Problem description:
Look through the material below and show every line with the word "double".

Source data:

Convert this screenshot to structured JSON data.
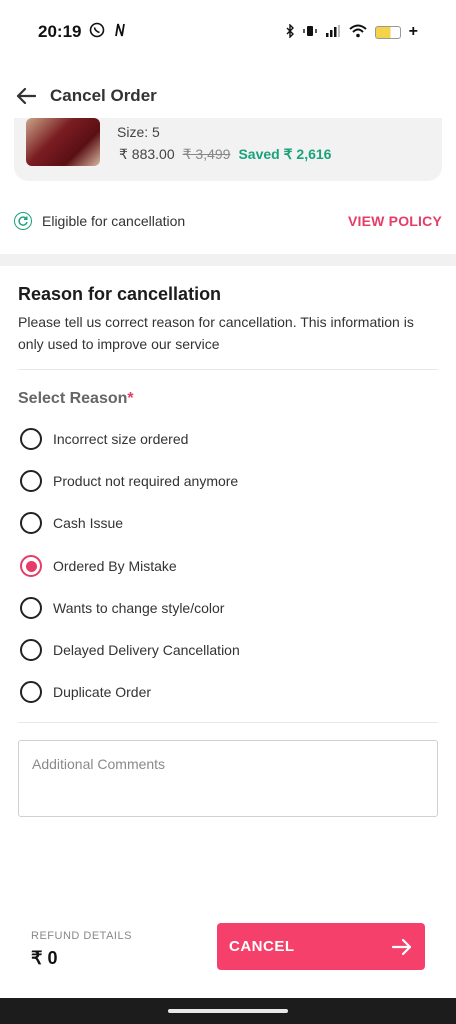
{
  "status_bar": {
    "time": "20:19"
  },
  "header": {
    "title": "Cancel Order"
  },
  "product": {
    "size": "Size: 5",
    "price": "₹ 883.00",
    "mrp": "₹ 3,499",
    "saved": "Saved ₹ 2,616"
  },
  "eligibility": {
    "text": "Eligible for cancellation",
    "policy_link": "VIEW POLICY"
  },
  "reason": {
    "title": "Reason for cancellation",
    "description": "Please tell us correct reason for cancellation. This information is only used to improve our service",
    "select_label": "Select Reason",
    "required_mark": "*",
    "options": [
      {
        "label": "Incorrect size ordered",
        "selected": false
      },
      {
        "label": "Product not required anymore",
        "selected": false
      },
      {
        "label": "Cash Issue",
        "selected": false
      },
      {
        "label": "Ordered By Mistake",
        "selected": true
      },
      {
        "label": "Wants to change style/color",
        "selected": false
      },
      {
        "label": "Delayed Delivery Cancellation",
        "selected": false
      },
      {
        "label": "Duplicate Order",
        "selected": false
      }
    ],
    "comments_placeholder": "Additional Comments"
  },
  "footer": {
    "refund_label": "REFUND DETAILS",
    "refund_value": "₹ 0",
    "cancel_label": "CANCEL"
  },
  "colors": {
    "accent": "#f4406b",
    "success": "#1aa37a"
  }
}
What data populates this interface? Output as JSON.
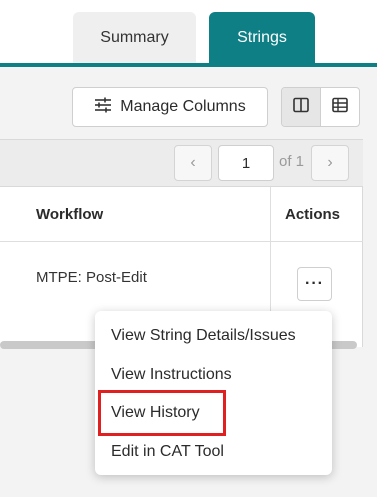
{
  "tabs": {
    "summary": "Summary",
    "strings": "Strings",
    "active": "Strings"
  },
  "toolbar": {
    "manage_columns": "Manage Columns",
    "manage_icon": "sliders-icon",
    "view_split_icon": "split-view-icon",
    "view_grid_icon": "grid-view-icon"
  },
  "pager": {
    "prev": "‹",
    "next": "›",
    "page_value": "1",
    "of_label": "of 1"
  },
  "table": {
    "columns": [
      "Workflow",
      "Actions"
    ],
    "rows": [
      {
        "workflow": "MTPE: Post-Edit",
        "actions": "···"
      }
    ]
  },
  "menu": {
    "items": [
      "View String Details/Issues",
      "View Instructions",
      "View History",
      "Edit in CAT Tool"
    ],
    "highlighted": "View History"
  },
  "colors": {
    "accent": "#0f7f86",
    "highlight": "#e02020"
  }
}
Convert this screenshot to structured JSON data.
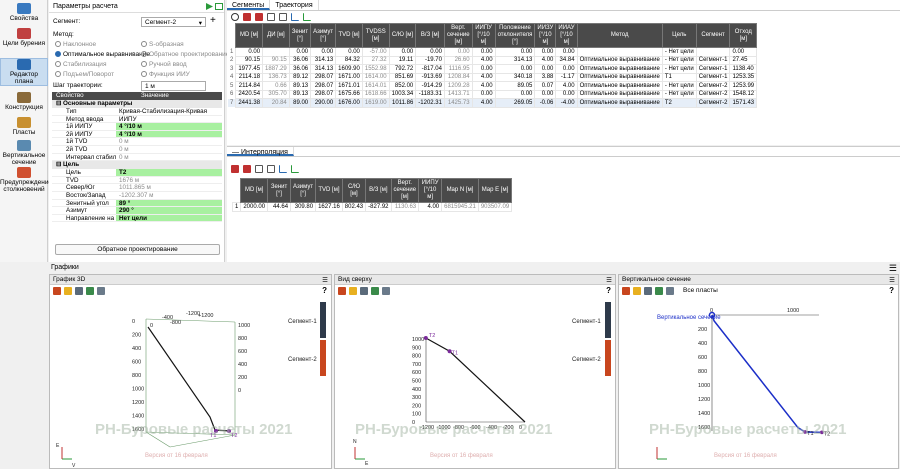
{
  "nav": {
    "items": [
      "Свойства",
      "Цели бурения",
      "Редактор плана",
      "Конструкция",
      "Пласты",
      "Вертикальное сечение",
      "Предупреждение столкновений"
    ]
  },
  "params": {
    "title": "Параметры расчета",
    "segment_label": "Сегмент:",
    "segment_value": "Сегмент-2",
    "method_label": "Метод:",
    "methods_left": [
      "Наклонное",
      "Оптимальное выравнивание",
      "Стабилизация",
      "Подъем/Поворот"
    ],
    "methods_right": [
      "S-образная",
      "Обратное проектирование",
      "Ручной ввод",
      "Функция ИИУ"
    ],
    "step_label": "Шаг траектории:",
    "step_value": "1 м",
    "grid_head": [
      "Свойство",
      "Значение"
    ],
    "sec1": "Основные параметры",
    "rows1": [
      [
        "Тип",
        "Кривая-Стабилизация-Кривая"
      ],
      [
        "Метод ввода",
        "ИИПУ"
      ],
      [
        "1й ИИПУ",
        "4 °/10 м"
      ],
      [
        "2й ИИПУ",
        "4 °/10 м"
      ],
      [
        "1й TVD",
        "0 м"
      ],
      [
        "2й TVD",
        "0 м"
      ],
      [
        "Интервал стабилизац...",
        "0 м"
      ]
    ],
    "sec2": "Цель",
    "rows2": [
      [
        "Цель",
        "T2"
      ],
      [
        "TVD",
        "1676 м"
      ],
      [
        "Север/Юг",
        "1011.865 м"
      ],
      [
        "Восток/Запад",
        "-1202.307 м"
      ],
      [
        "Зенитный угол",
        "89 °"
      ],
      [
        "Азимут",
        "290 °"
      ],
      [
        "Направление на цель",
        "Нет цели"
      ]
    ],
    "reverse_btn": "Обратное проектирование"
  },
  "seg": {
    "tabs": [
      "Сегменты",
      "Траектория"
    ],
    "headers": [
      "MD [м]",
      "ДИ [м]",
      "Зенит [°]",
      "Азимут [°]",
      "TVD [м]",
      "TVDSS [м]",
      "С/Ю [м]",
      "В/З [м]",
      "Верт. сечение [м]",
      "ИИПУ [°/10 м]",
      "Положение отклонителя [°]",
      "ИИЗУ [°/10 м]",
      "ИИАУ [°/10 м]",
      "Метод",
      "Цель",
      "Сегмент",
      "Отход [м]"
    ],
    "rows": [
      [
        "0.00",
        "",
        "0.00",
        "0.00",
        "0.00",
        "-57.00",
        "0.00",
        "0.00",
        "0.00",
        "0.00",
        "0.00",
        "0.00",
        "0.00",
        "",
        "- Нет цели",
        "",
        "0.00"
      ],
      [
        "90.15",
        "90.15",
        "36.06",
        "314.13",
        "84.32",
        "27.32",
        "19.11",
        "-19.70",
        "26.60",
        "4.00",
        "314.13",
        "4.00",
        "34.84",
        "Оптимальное выравнивание",
        "- Нет цели",
        "Сегмент-1",
        "27.45"
      ],
      [
        "1977.45",
        "1887.29",
        "36.06",
        "314.13",
        "1609.90",
        "1552.98",
        "792.72",
        "-817.04",
        "1116.95",
        "0.00",
        "0.00",
        "0.00",
        "0.00",
        "Оптимальное выравнивание",
        "- Нет цели",
        "Сегмент-1",
        "1138.40"
      ],
      [
        "2114.18",
        "136.73",
        "89.12",
        "298.07",
        "1671.00",
        "1614.00",
        "851.69",
        "-913.69",
        "1208.84",
        "4.00",
        "340.18",
        "3.88",
        "-1.17",
        "Оптимальное выравнивание",
        "T1",
        "Сегмент-1",
        "1253.35"
      ],
      [
        "2114.84",
        "0.66",
        "89.13",
        "298.07",
        "1671.01",
        "1614.01",
        "852.00",
        "-914.29",
        "1209.28",
        "4.00",
        "89.05",
        "0.07",
        "4.00",
        "Оптимальное выравнивание",
        "- Нет цели",
        "Сегмент-2",
        "1253.99"
      ],
      [
        "2420.54",
        "305.70",
        "89.13",
        "298.07",
        "1675.66",
        "1618.66",
        "1003.34",
        "-1183.31",
        "1413.71",
        "0.00",
        "0.00",
        "0.00",
        "0.00",
        "Оптимальное выравнивание",
        "- Нет цели",
        "Сегмент-2",
        "1548.12"
      ],
      [
        "2441.38",
        "20.84",
        "89.00",
        "290.00",
        "1676.00",
        "1619.00",
        "1011.86",
        "-1202.31",
        "1425.73",
        "4.00",
        "269.05",
        "-0.06",
        "-4.00",
        "Оптимальное выравнивание",
        "T2",
        "Сегмент-2",
        "1571.43"
      ]
    ]
  },
  "interp": {
    "title": "Интерполяция",
    "headers": [
      "MD [м]",
      "Зенит [°]",
      "Азимут [°]",
      "TVD [м]",
      "С/Ю [м]",
      "В/З [м]",
      "Верт. сечение [м]",
      "ИИПУ [°/10 м]",
      "Map N [м]",
      "Map E [м]"
    ],
    "row": [
      "1",
      "2000.00",
      "44.64",
      "309.80",
      "1627.16",
      "802.43",
      "-827.92",
      "1130.63",
      "4.00",
      "6815945.21",
      "903507.09"
    ]
  },
  "graphs": {
    "title": "Графики",
    "panels": [
      {
        "title": "График 3D",
        "legend": [
          "Сегмент-1",
          "Сегмент-2"
        ]
      },
      {
        "title": "Вид сверху",
        "legend": [
          "Сегмент-1",
          "Сегмент-2"
        ]
      },
      {
        "title": "Вертикальное сечение",
        "layers": "Все пласты",
        "label": "Вертикальное сечение"
      }
    ],
    "watermark": "РН-Буровые расчеты 2021",
    "watermark_sub": "Версия от 16 февраля",
    "g3d_axis_top": [
      "-400",
      "0",
      "+1200",
      "-800",
      "-1200"
    ],
    "g3d_ticks": [
      "0",
      "200",
      "400",
      "600",
      "800",
      "1000",
      "1200",
      "1400",
      "1600"
    ],
    "g3d_right": [
      "1000",
      "800",
      "600",
      "400",
      "200",
      "0"
    ],
    "g3d_targets": [
      "T1",
      "T2"
    ],
    "top_y": [
      "1000",
      "900",
      "800",
      "700",
      "600",
      "500",
      "400",
      "300",
      "200",
      "100",
      "0"
    ],
    "top_x": [
      "-1200",
      "-1000",
      "-800",
      "-600",
      "-400",
      "-200",
      "0"
    ],
    "top_targets": [
      "T1",
      "T2"
    ],
    "vs_x": [
      "0",
      "1000"
    ],
    "vs_y": [
      "200",
      "400",
      "600",
      "800",
      "1000",
      "1200",
      "1400",
      "1600"
    ],
    "vs_targets": [
      "T1",
      "T2"
    ],
    "axis_e": "E",
    "axis_n": "N",
    "axis_v": "V"
  },
  "colors": {
    "seg1": "#2e3a4a",
    "seg2": "#c8461e",
    "trace": "#141414",
    "vs": "#1c2fc8",
    "green": "#a8f0a0"
  }
}
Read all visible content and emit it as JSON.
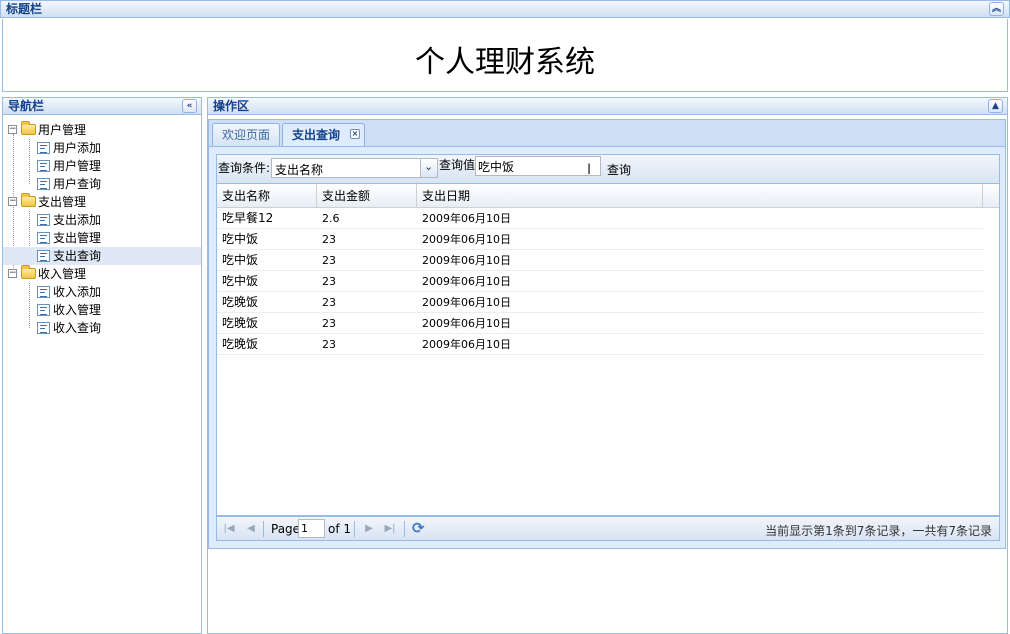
{
  "title_panel": {
    "header": "标题栏",
    "collapse_icon": "double-chevron-up-icon"
  },
  "app_title": "个人理财系统",
  "nav_panel": {
    "header": "导航栏",
    "collapse_icon": "double-chevron-left-icon",
    "groups": [
      {
        "label": "用户管理",
        "items": [
          "用户添加",
          "用户管理",
          "用户查询"
        ]
      },
      {
        "label": "支出管理",
        "items": [
          "支出添加",
          "支出管理",
          "支出查询"
        ]
      },
      {
        "label": "收入管理",
        "items": [
          "收入添加",
          "收入管理",
          "收入查询"
        ]
      }
    ],
    "selected": "支出查询"
  },
  "work_panel": {
    "header": "操作区",
    "collapse_icon": "chevron-up-icon"
  },
  "tabs": [
    {
      "label": "欢迎页面",
      "active": false,
      "closable": false
    },
    {
      "label": "支出查询",
      "active": true,
      "closable": true
    }
  ],
  "query": {
    "condition_label": "查询条件:",
    "condition_value": "支出名称",
    "value_label": "查询值",
    "value_input": "吃中饭",
    "button_label": "查询"
  },
  "grid": {
    "columns": [
      "支出名称",
      "支出金额",
      "支出日期"
    ],
    "rows": [
      [
        "吃早餐12",
        "2.6",
        "2009年06月10日"
      ],
      [
        "吃中饭",
        "23",
        "2009年06月10日"
      ],
      [
        "吃中饭",
        "23",
        "2009年06月10日"
      ],
      [
        "吃中饭",
        "23",
        "2009年06月10日"
      ],
      [
        "吃晚饭",
        "23",
        "2009年06月10日"
      ],
      [
        "吃晚饭",
        "23",
        "2009年06月10日"
      ],
      [
        "吃晚饭",
        "23",
        "2009年06月10日"
      ]
    ]
  },
  "pager": {
    "page_label": "Page",
    "page_value": "1",
    "of_label": "of 1",
    "status": "当前显示第1条到7条记录，一共有7条记录"
  },
  "colors": {
    "header_text": "#15428b",
    "border": "#99bbe8",
    "tab_strip": "#cedff5",
    "selection": "#dfe8f6"
  }
}
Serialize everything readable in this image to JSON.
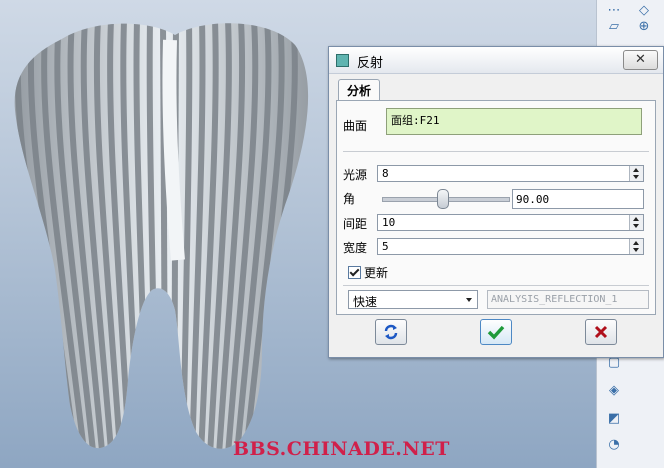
{
  "watermark": "BBS.CHINADE.NET",
  "dialog": {
    "title": "反射",
    "close_glyph": "✕",
    "tab_label": "分析",
    "surface": {
      "label": "曲面",
      "value": "面组:F21"
    },
    "light_source": {
      "label": "光源",
      "value": "8"
    },
    "angle": {
      "label": "角",
      "value": "90.00",
      "slider_fraction": 0.5
    },
    "spacing": {
      "label": "间距",
      "value": "10"
    },
    "width": {
      "label": "宽度",
      "value": "5"
    },
    "update": {
      "label": "更新",
      "checked": true
    },
    "mode": {
      "value": "快速"
    },
    "analysis_name": "ANALYSIS_REFLECTION_1",
    "buttons": [
      "refresh-icon",
      "ok-check-icon",
      "cancel-x-icon"
    ]
  },
  "colors": {
    "surface_field": "#e0f5c8",
    "ok": "#1f9a3a",
    "cancel": "#b0101c",
    "watermark": "#d0204a"
  }
}
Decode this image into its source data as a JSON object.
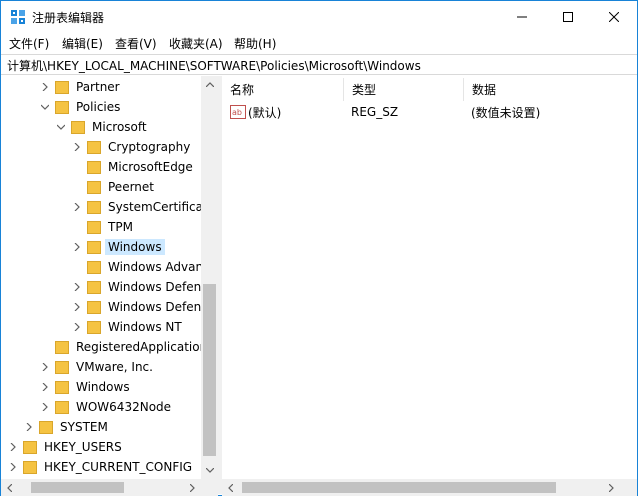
{
  "window": {
    "title": "注册表编辑器",
    "controls": {
      "minimize": "minimize",
      "maximize": "maximize",
      "close": "close"
    }
  },
  "menu": [
    "文件(F)",
    "编辑(E)",
    "查看(V)",
    "收藏夹(A)",
    "帮助(H)"
  ],
  "address": "计算机\\HKEY_LOCAL_MACHINE\\SOFTWARE\\Policies\\Microsoft\\Windows",
  "tree": [
    {
      "label": "Partner",
      "chevron": "right"
    },
    {
      "label": "Policies",
      "chevron": "down"
    },
    {
      "label": "Microsoft",
      "chevron": "down"
    },
    {
      "label": "Cryptography",
      "chevron": "right"
    },
    {
      "label": "MicrosoftEdge",
      "chevron": "none"
    },
    {
      "label": "Peernet",
      "chevron": "none"
    },
    {
      "label": "SystemCertificate",
      "chevron": "right"
    },
    {
      "label": "TPM",
      "chevron": "none"
    },
    {
      "label": "Windows",
      "chevron": "right",
      "selected": true
    },
    {
      "label": "Windows Advan",
      "chevron": "none"
    },
    {
      "label": "Windows Defenc",
      "chevron": "right"
    },
    {
      "label": "Windows Defenc",
      "chevron": "right"
    },
    {
      "label": "Windows NT",
      "chevron": "right"
    },
    {
      "label": "RegisteredApplication",
      "chevron": "none"
    },
    {
      "label": "VMware, Inc.",
      "chevron": "right"
    },
    {
      "label": "Windows",
      "chevron": "right"
    },
    {
      "label": "WOW6432Node",
      "chevron": "right"
    },
    {
      "label": "SYSTEM",
      "chevron": "right"
    },
    {
      "label": "HKEY_USERS",
      "chevron": "right"
    },
    {
      "label": "HKEY_CURRENT_CONFIG",
      "chevron": "right"
    }
  ],
  "list": {
    "columns": [
      "名称",
      "类型",
      "数据"
    ],
    "rows": [
      {
        "name": "(默认)",
        "type": "REG_SZ",
        "data": "(数值未设置)",
        "icon": "string-value-icon"
      }
    ]
  },
  "colors": {
    "accent": "#1883d7",
    "folder": "#f5c342",
    "selection": "#cce8ff"
  }
}
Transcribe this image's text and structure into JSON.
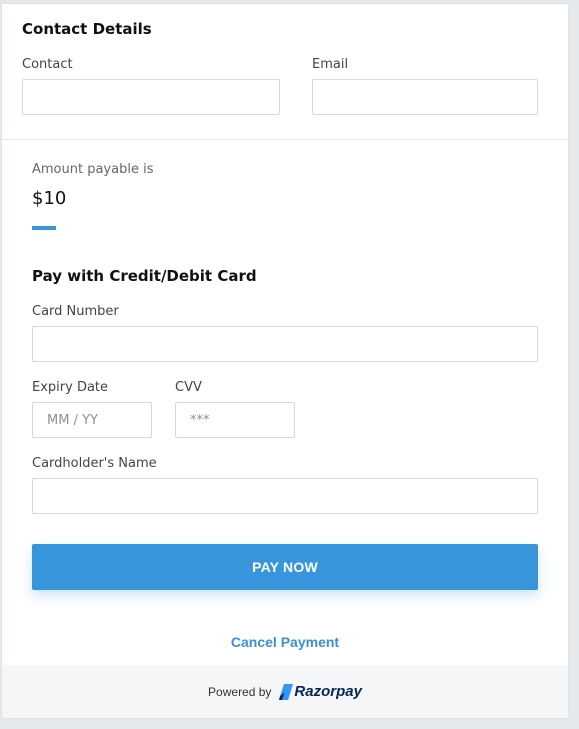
{
  "contact": {
    "title": "Contact Details",
    "contact_label": "Contact",
    "contact_value": "",
    "email_label": "Email",
    "email_value": ""
  },
  "amount": {
    "label": "Amount payable is",
    "value": "$10"
  },
  "card": {
    "title": "Pay with Credit/Debit Card",
    "number_label": "Card Number",
    "number_value": "",
    "expiry_label": "Expiry Date",
    "expiry_placeholder": "MM / YY",
    "cvv_label": "CVV",
    "cvv_placeholder": "***",
    "name_label": "Cardholder's Name",
    "name_value": ""
  },
  "actions": {
    "pay_label": "PAY NOW",
    "cancel_label": "Cancel Payment"
  },
  "footer": {
    "powered_by": "Powered by",
    "brand": "Razorpay"
  },
  "colors": {
    "accent": "#3796db",
    "brand_navy": "#072654",
    "brand_blue": "#3395ff",
    "page_background": "#e6e9ec",
    "footer_background": "#f4f6f8"
  },
  "icons": {
    "brand_logo": "razorpay-logo-icon"
  }
}
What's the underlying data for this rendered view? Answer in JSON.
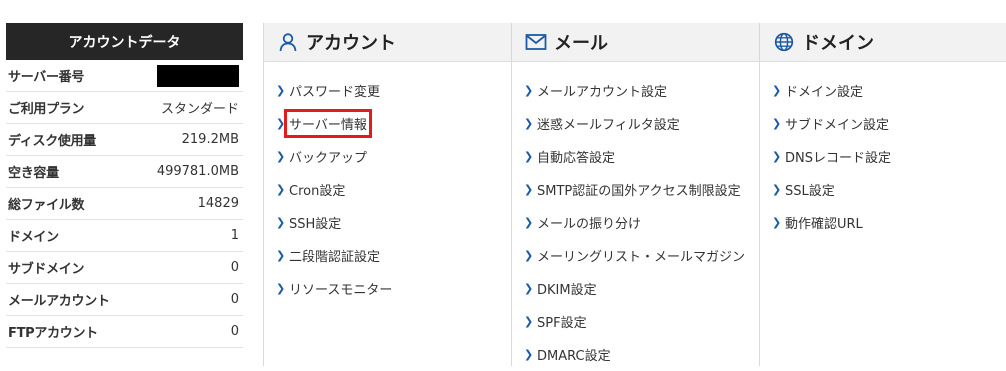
{
  "account_panel": {
    "title": "アカウントデータ",
    "rows": [
      {
        "label": "サーバー番号",
        "value": ""
      },
      {
        "label": "ご利用プラン",
        "value": "スタンダード"
      },
      {
        "label": "ディスク使用量",
        "value": "219.2MB"
      },
      {
        "label": "空き容量",
        "value": "499781.0MB"
      },
      {
        "label": "総ファイル数",
        "value": "14829"
      },
      {
        "label": "ドメイン",
        "value": "1"
      },
      {
        "label": "サブドメイン",
        "value": "0"
      },
      {
        "label": "メールアカウント",
        "value": "0"
      },
      {
        "label": "FTPアカウント",
        "value": "0"
      }
    ]
  },
  "menu": {
    "account": {
      "title": "アカウント",
      "icon": "user-icon",
      "items": [
        "パスワード変更",
        "サーバー情報",
        "バックアップ",
        "Cron設定",
        "SSH設定",
        "二段階認証設定",
        "リソースモニター"
      ]
    },
    "mail": {
      "title": "メール",
      "icon": "envelope-icon",
      "items": [
        "メールアカウント設定",
        "迷惑メールフィルタ設定",
        "自動応答設定",
        "SMTP認証の国外アクセス制限設定",
        "メールの振り分け",
        "メーリングリスト・メールマガジン",
        "DKIM設定",
        "SPF設定",
        "DMARC設定"
      ]
    },
    "domain": {
      "title": "ドメイン",
      "icon": "globe-icon",
      "items": [
        "ドメイン設定",
        "サブドメイン設定",
        "DNSレコード設定",
        "SSL設定",
        "動作確認URL"
      ]
    }
  },
  "colors": {
    "accent": "#1c5aa6",
    "highlight": "#e21b1b",
    "header_bg": "#262626"
  }
}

Task output:
    "collapse_icon": "double-chevron-up-icon"
    "collapse_icon": "double-chevron-left-icon",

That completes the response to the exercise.